MakerBot’s Replicator 2
Old, meet new. A plastic recreation of Sappho shows off this 3-D printer launched last fall. New at CES 2013: its sibling, the dual-nozzle Replicator 2X, for harder-core engineering types.
Skullcandy’s Navigator Headphones
Marketing coordinator Alex Kirk models the new line, being built soup-to-nuts with proprietary technology. The point, says rep Leland Drummond, is “to play music the way it’s meant to be heard.” And yes, to look good.
Meet the Jetsons. This squeegee robot uses suction cups to cling to windows inside and out, cleaning as it rolls. It also comes with a harness, so city dwellers don’t have to worry about it accidentally falling on someone’s head.
Stern Pinball’s Transformers Pin
With a smaller footprint and lower price point ($2,499) than commercial machines but a full-sized playfield, president Gary Stern says this new model is aimed at the rec rooms of “less rich doctors and lawyers,” among others. Still, with commercial parts, “It’s not a toy.”
Crosley’s Sound Bomb
Due by late spring, this Bluetooth boom box is the latest from the purveyor of digital products with retro, analog looks. “If you want to take your music on the go— party, picnic, tailgate—it’s perfect,” says marketing manager Bob Mattingly.
Parrot’s Flower Power
Missing a green thumb? This plastic twig beams readings on the health of potted plants— e.g. moisture and sunlight—to smartphones and tablets. Keep your flora from dying “without having to think about it,” says project manager Arthur Petry.
Outdoor Technology’s Chips
This in-helmet audio set lets snowboarders, mountain bikers and other athletes listen to music and chat on the phone, without sacrificing safety.
CTA Digital’s iPotty
“It’s all about being able to turn your iPad over to your kid,” says marketing associate Lois Eiler. “The reality is, people do take the iPad into the bathroom.” And yes, training apps for toddlers do exist. “You want it to be a positive experience.”
Powerocks Magic Cube
Take a spare smartphone or tablet charge on the go with the company’s latest “power bank” model. How’s it differ from the competition? “We build our batteries from the powder,” says spokesperson Emily Johnson.
Tosy’s mRobo Ultra Bass
The company’s latest dancing speaker has more joints, meaning better moves, and comes with software to let users choreograph routines. Further proof that some day soon, machines will best humanity.
Martian Watches’ SmartWatch
Control your iPhone by speaking to your watch, James Bond style. Check the weather, screen incoming calls and chat with Siri. Oh, and it tells time, too.
Lazy guitar players, rejoice. This automatic tuner measures the vibrations of your strings and winds the pegs to whatever pitches you desire—all with the press of a button.
This game set’s mini controllers try to blend hands-on table games of yore with the touch-and-tilt technology of today. Recently launched: Teenage Mutant Ninja Turtles, part of a deal with Nickelodeon that’ll also soon bring SpongeBob to the platform, per publicist Colin Crook.

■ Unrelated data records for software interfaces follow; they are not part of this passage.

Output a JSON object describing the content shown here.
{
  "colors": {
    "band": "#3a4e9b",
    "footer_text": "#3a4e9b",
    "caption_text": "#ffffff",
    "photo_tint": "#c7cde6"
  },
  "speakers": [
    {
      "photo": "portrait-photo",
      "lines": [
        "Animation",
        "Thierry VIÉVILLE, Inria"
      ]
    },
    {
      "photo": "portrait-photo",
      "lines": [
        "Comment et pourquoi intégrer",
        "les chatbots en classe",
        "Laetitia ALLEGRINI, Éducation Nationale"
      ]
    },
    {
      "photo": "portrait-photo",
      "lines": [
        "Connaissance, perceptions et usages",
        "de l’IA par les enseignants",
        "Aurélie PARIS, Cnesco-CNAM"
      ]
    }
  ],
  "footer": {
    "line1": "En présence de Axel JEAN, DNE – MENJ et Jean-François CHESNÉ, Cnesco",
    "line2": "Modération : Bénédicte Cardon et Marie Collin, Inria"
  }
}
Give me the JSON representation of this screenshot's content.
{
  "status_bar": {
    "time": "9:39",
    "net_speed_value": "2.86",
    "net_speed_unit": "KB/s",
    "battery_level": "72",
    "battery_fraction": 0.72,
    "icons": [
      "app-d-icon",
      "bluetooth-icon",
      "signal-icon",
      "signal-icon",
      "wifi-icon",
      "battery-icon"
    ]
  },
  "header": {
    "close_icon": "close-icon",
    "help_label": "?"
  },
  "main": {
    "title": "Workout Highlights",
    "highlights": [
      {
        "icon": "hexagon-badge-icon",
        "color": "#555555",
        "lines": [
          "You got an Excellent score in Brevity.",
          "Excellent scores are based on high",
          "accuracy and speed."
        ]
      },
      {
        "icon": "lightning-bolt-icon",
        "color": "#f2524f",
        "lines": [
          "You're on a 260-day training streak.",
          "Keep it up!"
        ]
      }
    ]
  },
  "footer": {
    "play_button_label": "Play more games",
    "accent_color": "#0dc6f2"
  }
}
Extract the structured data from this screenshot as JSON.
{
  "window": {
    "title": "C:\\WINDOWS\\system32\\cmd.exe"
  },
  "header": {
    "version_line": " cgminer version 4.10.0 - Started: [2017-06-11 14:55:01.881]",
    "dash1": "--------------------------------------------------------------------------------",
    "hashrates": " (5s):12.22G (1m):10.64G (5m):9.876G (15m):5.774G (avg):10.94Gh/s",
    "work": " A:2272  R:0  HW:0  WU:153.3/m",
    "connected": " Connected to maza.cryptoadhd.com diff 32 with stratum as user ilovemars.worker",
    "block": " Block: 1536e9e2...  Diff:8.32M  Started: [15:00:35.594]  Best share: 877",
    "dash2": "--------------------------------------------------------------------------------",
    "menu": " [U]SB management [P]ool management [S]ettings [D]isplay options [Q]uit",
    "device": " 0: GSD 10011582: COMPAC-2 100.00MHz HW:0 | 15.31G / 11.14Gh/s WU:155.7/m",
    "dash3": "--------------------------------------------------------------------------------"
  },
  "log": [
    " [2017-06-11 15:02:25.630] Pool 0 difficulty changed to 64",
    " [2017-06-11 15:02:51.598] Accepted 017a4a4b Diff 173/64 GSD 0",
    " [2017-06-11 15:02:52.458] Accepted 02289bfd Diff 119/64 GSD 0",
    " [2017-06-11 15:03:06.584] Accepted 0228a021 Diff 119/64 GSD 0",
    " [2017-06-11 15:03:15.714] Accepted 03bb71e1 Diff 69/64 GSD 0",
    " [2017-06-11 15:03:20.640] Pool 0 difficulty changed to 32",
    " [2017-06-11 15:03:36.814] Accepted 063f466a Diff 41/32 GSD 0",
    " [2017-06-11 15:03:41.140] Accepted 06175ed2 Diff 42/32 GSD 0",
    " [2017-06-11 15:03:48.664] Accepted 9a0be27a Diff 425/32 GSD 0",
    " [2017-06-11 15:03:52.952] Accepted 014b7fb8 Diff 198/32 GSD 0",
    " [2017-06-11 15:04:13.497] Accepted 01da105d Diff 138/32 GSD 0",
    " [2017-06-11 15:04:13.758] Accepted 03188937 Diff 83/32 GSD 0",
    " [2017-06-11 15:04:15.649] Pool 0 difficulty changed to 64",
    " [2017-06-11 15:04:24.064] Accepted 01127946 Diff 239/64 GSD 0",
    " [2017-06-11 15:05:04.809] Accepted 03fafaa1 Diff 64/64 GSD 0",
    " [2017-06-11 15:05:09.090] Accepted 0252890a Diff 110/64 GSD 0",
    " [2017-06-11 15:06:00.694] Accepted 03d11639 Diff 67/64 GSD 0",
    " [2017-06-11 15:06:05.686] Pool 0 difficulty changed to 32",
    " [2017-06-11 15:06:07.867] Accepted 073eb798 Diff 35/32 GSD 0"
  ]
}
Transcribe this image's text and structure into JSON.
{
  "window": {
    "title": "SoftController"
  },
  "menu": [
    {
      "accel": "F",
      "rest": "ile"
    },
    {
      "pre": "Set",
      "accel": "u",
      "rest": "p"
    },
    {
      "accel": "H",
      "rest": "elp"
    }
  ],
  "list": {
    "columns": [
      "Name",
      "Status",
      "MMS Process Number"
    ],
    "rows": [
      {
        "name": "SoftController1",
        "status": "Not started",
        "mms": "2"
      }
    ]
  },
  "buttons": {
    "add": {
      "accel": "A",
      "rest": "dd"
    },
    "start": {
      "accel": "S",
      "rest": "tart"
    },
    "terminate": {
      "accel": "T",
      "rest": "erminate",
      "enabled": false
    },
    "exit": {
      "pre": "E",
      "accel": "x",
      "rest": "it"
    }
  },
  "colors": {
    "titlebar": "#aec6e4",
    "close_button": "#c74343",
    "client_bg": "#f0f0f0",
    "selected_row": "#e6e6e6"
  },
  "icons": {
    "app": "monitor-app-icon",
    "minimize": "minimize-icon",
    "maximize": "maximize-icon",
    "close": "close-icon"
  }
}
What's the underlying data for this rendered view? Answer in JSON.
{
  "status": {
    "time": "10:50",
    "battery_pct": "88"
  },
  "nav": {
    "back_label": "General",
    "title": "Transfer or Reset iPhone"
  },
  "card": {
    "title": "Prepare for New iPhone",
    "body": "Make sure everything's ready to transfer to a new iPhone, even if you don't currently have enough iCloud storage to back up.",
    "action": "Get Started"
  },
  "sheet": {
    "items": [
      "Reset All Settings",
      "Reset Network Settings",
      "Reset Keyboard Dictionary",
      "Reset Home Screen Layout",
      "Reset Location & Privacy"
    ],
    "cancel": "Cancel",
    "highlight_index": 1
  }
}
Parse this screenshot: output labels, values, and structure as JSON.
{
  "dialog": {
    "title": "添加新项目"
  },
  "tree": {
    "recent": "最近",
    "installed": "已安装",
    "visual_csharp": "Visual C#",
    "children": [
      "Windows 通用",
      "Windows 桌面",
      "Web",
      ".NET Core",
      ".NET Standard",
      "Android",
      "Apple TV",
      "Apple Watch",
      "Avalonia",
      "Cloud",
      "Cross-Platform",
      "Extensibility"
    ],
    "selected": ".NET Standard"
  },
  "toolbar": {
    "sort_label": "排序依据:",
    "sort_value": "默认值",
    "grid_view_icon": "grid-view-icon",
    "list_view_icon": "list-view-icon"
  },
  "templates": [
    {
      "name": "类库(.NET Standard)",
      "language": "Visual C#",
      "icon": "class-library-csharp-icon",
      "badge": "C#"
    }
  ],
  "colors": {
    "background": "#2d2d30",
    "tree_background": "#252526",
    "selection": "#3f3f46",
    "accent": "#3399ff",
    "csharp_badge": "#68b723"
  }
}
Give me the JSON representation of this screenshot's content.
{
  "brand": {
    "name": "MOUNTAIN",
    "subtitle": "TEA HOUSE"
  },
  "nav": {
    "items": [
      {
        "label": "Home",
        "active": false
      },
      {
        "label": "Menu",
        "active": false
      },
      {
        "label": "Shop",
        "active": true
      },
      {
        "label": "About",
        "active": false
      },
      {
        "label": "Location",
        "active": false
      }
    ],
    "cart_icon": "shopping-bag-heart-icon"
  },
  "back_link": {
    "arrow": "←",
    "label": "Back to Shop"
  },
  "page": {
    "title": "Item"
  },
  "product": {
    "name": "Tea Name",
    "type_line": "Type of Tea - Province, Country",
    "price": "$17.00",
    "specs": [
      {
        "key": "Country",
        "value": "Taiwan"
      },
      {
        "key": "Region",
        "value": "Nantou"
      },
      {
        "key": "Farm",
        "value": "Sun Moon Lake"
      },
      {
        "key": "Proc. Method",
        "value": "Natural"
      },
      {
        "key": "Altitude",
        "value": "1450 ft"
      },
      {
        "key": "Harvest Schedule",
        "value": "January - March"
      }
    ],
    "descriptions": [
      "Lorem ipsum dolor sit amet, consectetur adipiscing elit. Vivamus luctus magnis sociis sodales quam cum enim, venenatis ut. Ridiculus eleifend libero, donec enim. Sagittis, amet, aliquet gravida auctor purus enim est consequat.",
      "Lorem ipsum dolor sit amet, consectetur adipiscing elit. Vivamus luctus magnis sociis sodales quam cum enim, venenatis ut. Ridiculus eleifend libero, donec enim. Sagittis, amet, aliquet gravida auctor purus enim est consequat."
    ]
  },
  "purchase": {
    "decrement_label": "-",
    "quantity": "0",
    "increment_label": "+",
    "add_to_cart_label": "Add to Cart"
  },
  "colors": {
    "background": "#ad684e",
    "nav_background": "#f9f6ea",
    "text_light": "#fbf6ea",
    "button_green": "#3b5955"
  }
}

Slated to hit shelves this spring, the latest entry-level mic in the manufacturer’s USB lineup builds in basic audio processing for better sounding recordings with less technical know-how.
Crayola’s Light Marker Developed by Griffin Technology, this product lets kids (and grown-ups) use an LED-tipped marker to draw using the accompanying iPad app.
This near-field communications device is designed to let consumers pay with their smartphones more quickly and more securely than with regular plastic.
This iPhone5 case and head mount allow athletes to use smartphones like GoPro adventure cams, capturing stunts while protecting the device.